My interest in statistics is both on the theoretical end of things and on the applied. As far as theory goes, I have been working for the last few years on generalizations of classical likelihood ratio statistics and likelihood ratio tests. These tests form the basis of much common statistical methodology, such as the t-test and the F-test. However, one needs to make quite strong assumptions about the form of the underlying distributions in order for these tests to be valid. Some more modern techniques aim to make fewer assumptions, even going so far as to be nonparametric, or to allow for different types of structure in the data, such as some kinds of dependence which can be modeled by martingales. Questions then focus on how well tests based on these new likelihood functions perform when compared to the standard likelihood theory tests. There are several criteria which can be used to make this evaluation, relating to the accuracy and the power of the tests. Furthermore, many of these methods are computationally intense; we might want to look at the cost in time and resources involved in using these alternative tests - how much do we gain by using these methods (in that we make fewer assumptions but still obtain accurate or powerful tests) and how much do we pay (in terms of having a more complicated procedure, whose performance might not be that different from a standard test)? Since so-called "artificial likelihoods" are becoming more prevalent in statistics, these questions are taking on a new importance.
One of the great things about applied statistics is that it is possible to become interested in a new field and start exploring it! In the past, my area of application has been centered on psychology; specifically, I worked in psychometrics and surveys. There are many interesting questions that arise in these two fields, including how to maintain the validity and reliability of a selection system based on written tests, interviews and peer ratings, or how to design an effective questionnaire. I have investigated some of these issues in populations as diverse as officer candidates in the Israeli army and recently hospitalized patients. In the past year, I have renewed a long-standing interest in anthropology. I have been fascinated with history and different cultures for most of my life, but now I have been thinking more in terms of physical anthropology. This involves, among other things, measurements of various bone fragments and skeletal remains, in order to investigate the physical relations between them. One project for which I acted as a statistical consultant attempted to make statements about the size of a skull based on the lengths of the skull sutures. In any given specimen, some of these suture measurements might be present and others absent; how then can we use the available information? If we want to incorporate other factors such as race and sex, the problem becomes even more complex. It seems to me that there is room to explore methodologies for spatial analysis that have not yet been taken advantage of.
Some related publications:
Lazar, N.A., Eddy, W.F., Genovese, C.R., and Welling, J. Statistical issues in fMRI for brain imaging.
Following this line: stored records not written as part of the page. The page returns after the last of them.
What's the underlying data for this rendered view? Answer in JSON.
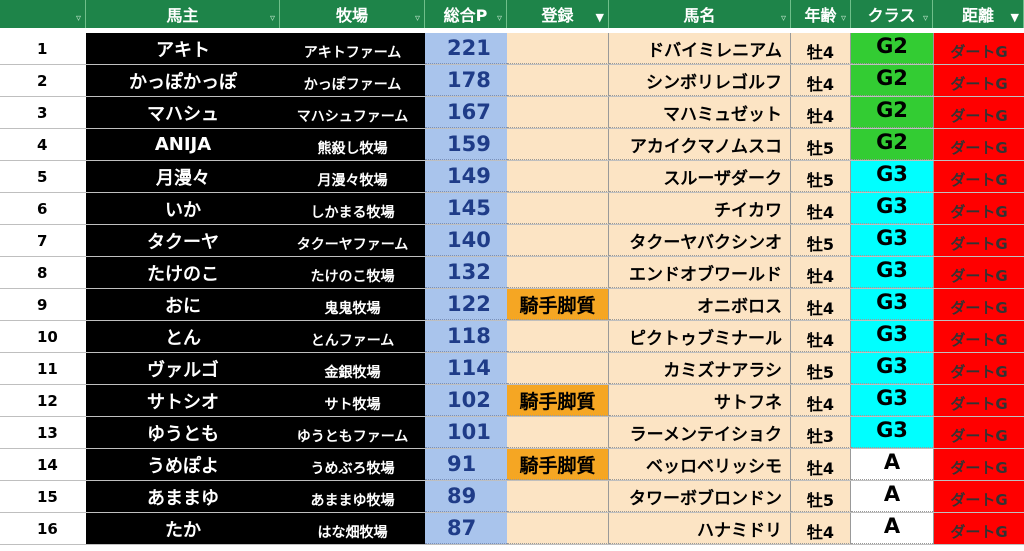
{
  "header": {
    "num": "",
    "owner": "馬主",
    "farm": "牧場",
    "points": "総合P",
    "registration": "登録",
    "horse": "馬名",
    "age": "年齢",
    "class": "クラス",
    "distance": "距離"
  },
  "colors": {
    "header_bg": "#1e8449",
    "points_bg": "#a9c4ec",
    "peach_bg": "#fce4c4",
    "registration_tag_bg": "#f5a623",
    "class_G2": "#33cc33",
    "class_G3": "#00ffff",
    "class_A": "#ffffff",
    "distance_bg": "#ff0000"
  },
  "rows": [
    {
      "num": "1",
      "owner": "アキト",
      "farm": "アキトファーム",
      "points": "221",
      "registration": "",
      "horse": "ドバイミレニアム",
      "age": "牡4",
      "class": "G2",
      "distance": "ダートG"
    },
    {
      "num": "2",
      "owner": "かっぽかっぽ",
      "farm": "かっぽファーム",
      "points": "178",
      "registration": "",
      "horse": "シンボリレゴルフ",
      "age": "牡4",
      "class": "G2",
      "distance": "ダートG"
    },
    {
      "num": "3",
      "owner": "マハシュ",
      "farm": "マハシュファーム",
      "points": "167",
      "registration": "",
      "horse": "マハミュゼット",
      "age": "牡4",
      "class": "G2",
      "distance": "ダートG"
    },
    {
      "num": "4",
      "owner": "ANIJA",
      "farm": "熊殺し牧場",
      "points": "159",
      "registration": "",
      "horse": "アカイクマノムスコ",
      "age": "牡5",
      "class": "G2",
      "distance": "ダートG"
    },
    {
      "num": "5",
      "owner": "月漫々",
      "farm": "月漫々牧場",
      "points": "149",
      "registration": "",
      "horse": "スルーザダーク",
      "age": "牡5",
      "class": "G3",
      "distance": "ダートG"
    },
    {
      "num": "6",
      "owner": "いか",
      "farm": "しかまる牧場",
      "points": "145",
      "registration": "",
      "horse": "チイカワ",
      "age": "牡4",
      "class": "G3",
      "distance": "ダートG"
    },
    {
      "num": "7",
      "owner": "タクーヤ",
      "farm": "タクーヤファーム",
      "points": "140",
      "registration": "",
      "horse": "タクーヤバクシンオ",
      "age": "牡5",
      "class": "G3",
      "distance": "ダートG"
    },
    {
      "num": "8",
      "owner": "たけのこ",
      "farm": "たけのこ牧場",
      "points": "132",
      "registration": "",
      "horse": "エンドオブワールド",
      "age": "牡4",
      "class": "G3",
      "distance": "ダートG"
    },
    {
      "num": "9",
      "owner": "おに",
      "farm": "鬼鬼牧場",
      "points": "122",
      "registration": "騎手脚質",
      "horse": "オニボロス",
      "age": "牡4",
      "class": "G3",
      "distance": "ダートG"
    },
    {
      "num": "10",
      "owner": "とん",
      "farm": "とんファーム",
      "points": "118",
      "registration": "",
      "horse": "ピクトゥブミナール",
      "age": "牡4",
      "class": "G3",
      "distance": "ダートG"
    },
    {
      "num": "11",
      "owner": "ヴァルゴ",
      "farm": "金銀牧場",
      "points": "114",
      "registration": "",
      "horse": "カミズナアラシ",
      "age": "牡5",
      "class": "G3",
      "distance": "ダートG"
    },
    {
      "num": "12",
      "owner": "サトシオ",
      "farm": "サト牧場",
      "points": "102",
      "registration": "騎手脚質",
      "horse": "サトフネ",
      "age": "牡4",
      "class": "G3",
      "distance": "ダートG"
    },
    {
      "num": "13",
      "owner": "ゆうとも",
      "farm": "ゆうともファーム",
      "points": "101",
      "registration": "",
      "horse": "ラーメンテイショク",
      "age": "牡3",
      "class": "G3",
      "distance": "ダートG"
    },
    {
      "num": "14",
      "owner": "うめぽよ",
      "farm": "うめぶろ牧場",
      "points": "91",
      "registration": "騎手脚質",
      "horse": "ベッロベリッシモ",
      "age": "牡4",
      "class": "A",
      "distance": "ダートG"
    },
    {
      "num": "15",
      "owner": "あままゆ",
      "farm": "あままゆ牧場",
      "points": "89",
      "registration": "",
      "horse": "タワーボブロンドン",
      "age": "牡5",
      "class": "A",
      "distance": "ダートG"
    },
    {
      "num": "16",
      "owner": "たか",
      "farm": "はな畑牧場",
      "points": "87",
      "registration": "",
      "horse": "ハナミドリ",
      "age": "牡4",
      "class": "A",
      "distance": "ダートG"
    }
  ]
}
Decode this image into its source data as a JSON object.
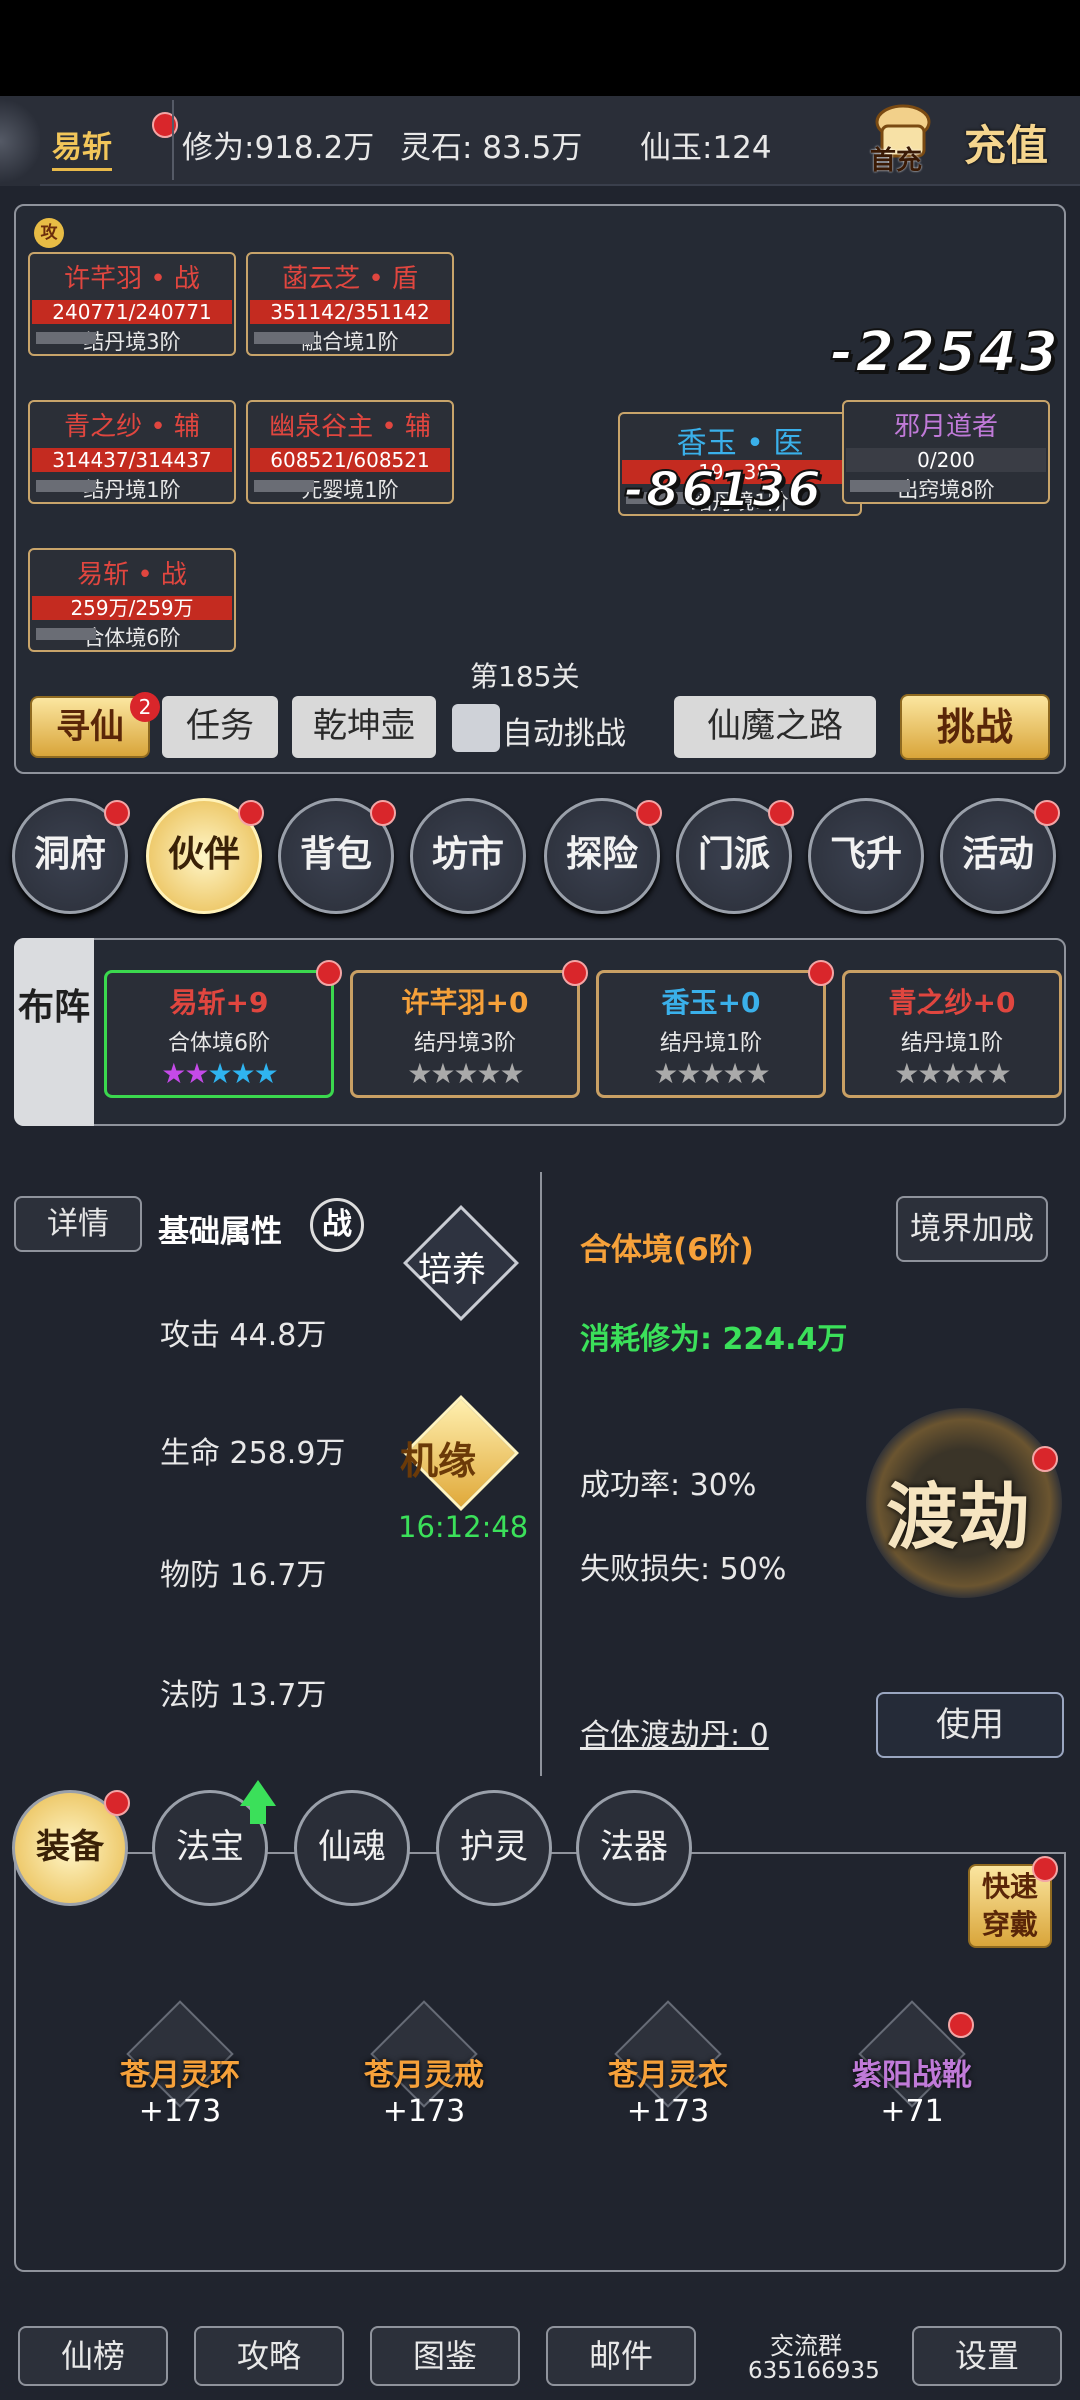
{
  "topbar": {
    "player_name": "易斩",
    "cultivation": "修为:918.2万",
    "spirit_stone": "灵石: 83.5万",
    "jade": "仙玉:124",
    "charge_icon_label": "首充",
    "charge_label": "充值"
  },
  "battle": {
    "attack_badge": "攻",
    "allies": [
      {
        "name": "许芊羽 • 战",
        "hp": "240771/240771",
        "rank": "结丹境3阶"
      },
      {
        "name": "菡云芝 • 盾",
        "hp": "351142/351142",
        "rank": "融合境1阶"
      },
      {
        "name": "青之纱 • 辅",
        "hp": "314437/314437",
        "rank": "结丹境1阶"
      },
      {
        "name": "幽泉谷主 • 辅",
        "hp": "608521/608521",
        "rank": "元婴境1阶"
      },
      {
        "name": "易斩 • 战",
        "hp": "259万/259万",
        "rank": "合体境6阶"
      }
    ],
    "target_healer": {
      "name": "香玉 • 医",
      "hp": "19…383",
      "rank": "结丹境1阶"
    },
    "enemy": {
      "name": "邪月道者",
      "hp": "0/200",
      "rank": "出窍境8阶"
    },
    "damage_1": "-22543",
    "damage_2": "-86136",
    "stage": "第185关"
  },
  "actions": {
    "seek": "寻仙",
    "seek_badge": "2",
    "task": "任务",
    "pot": "乾坤壶",
    "auto": "自动挑战",
    "road": "仙魔之路",
    "challenge": "挑战"
  },
  "nav": [
    "洞府",
    "伙伴",
    "背包",
    "坊市",
    "探险",
    "门派",
    "飞升",
    "活动"
  ],
  "formation": {
    "label": "布阵",
    "cards": [
      {
        "name": "易斩+9",
        "rank": "合体境6阶",
        "stars": "★★★★★"
      },
      {
        "name": "许芊羽+0",
        "rank": "结丹境3阶",
        "stars": "★★★★★"
      },
      {
        "name": "香玉+0",
        "rank": "结丹境1阶",
        "stars": "★★★★★"
      },
      {
        "name": "青之纱+0",
        "rank": "结丹境1阶",
        "stars": "★★★★★"
      }
    ]
  },
  "detail": {
    "details_btn": "详情",
    "base_attr": "基础属性",
    "class_badge": "战",
    "train": "培养",
    "attack": "攻击 44.8万",
    "life": "生命 258.9万",
    "phys_def": "物防 16.7万",
    "mag_def": "法防 13.7万",
    "chance": "机缘",
    "timer": "16:12:48",
    "realm": "合体境(6阶)",
    "realm_bonus": "境界加成",
    "cost": "消耗修为: 224.4万",
    "success": "成功率: 30%",
    "fail": "失败损失: 50%",
    "tribulation": "渡劫",
    "pill": "合体渡劫丹: 0",
    "use": "使用"
  },
  "equip": {
    "tabs": [
      "装备",
      "法宝",
      "仙魂",
      "护灵",
      "法器"
    ],
    "quick": "快速穿戴",
    "items": [
      {
        "name": "苍月灵环",
        "level": "+173"
      },
      {
        "name": "苍月灵戒",
        "level": "+173"
      },
      {
        "name": "苍月灵衣",
        "level": "+173"
      },
      {
        "name": "紫阳战靴",
        "level": "+71"
      }
    ]
  },
  "bottom": {
    "ranking": "仙榜",
    "guide": "攻略",
    "codex": "图鉴",
    "mail": "邮件",
    "group_label": "交流群",
    "group_id": "635166935",
    "settings": "设置"
  },
  "colors": {
    "gold": "#f2c65a",
    "hp_red": "#c42b20",
    "ally_name": "#e0463f",
    "healer_name": "#3ab0ea",
    "enemy_name": "#c07ad8",
    "realm_orange": "#f6a13a",
    "green": "#3be05a"
  }
}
To appear: International Statistical Review.
Lazar, N. and Mykland, P.A. (1998). An evaluation of the power and conditionality properties of empirical likelihood. Biometrika, 85, 3, 523-534.
Lazar, N. and Mykland, P.A. (1999). Empirical likelihood in the presence of nuisance parameters. Biometrika, 86, 1, 203-211.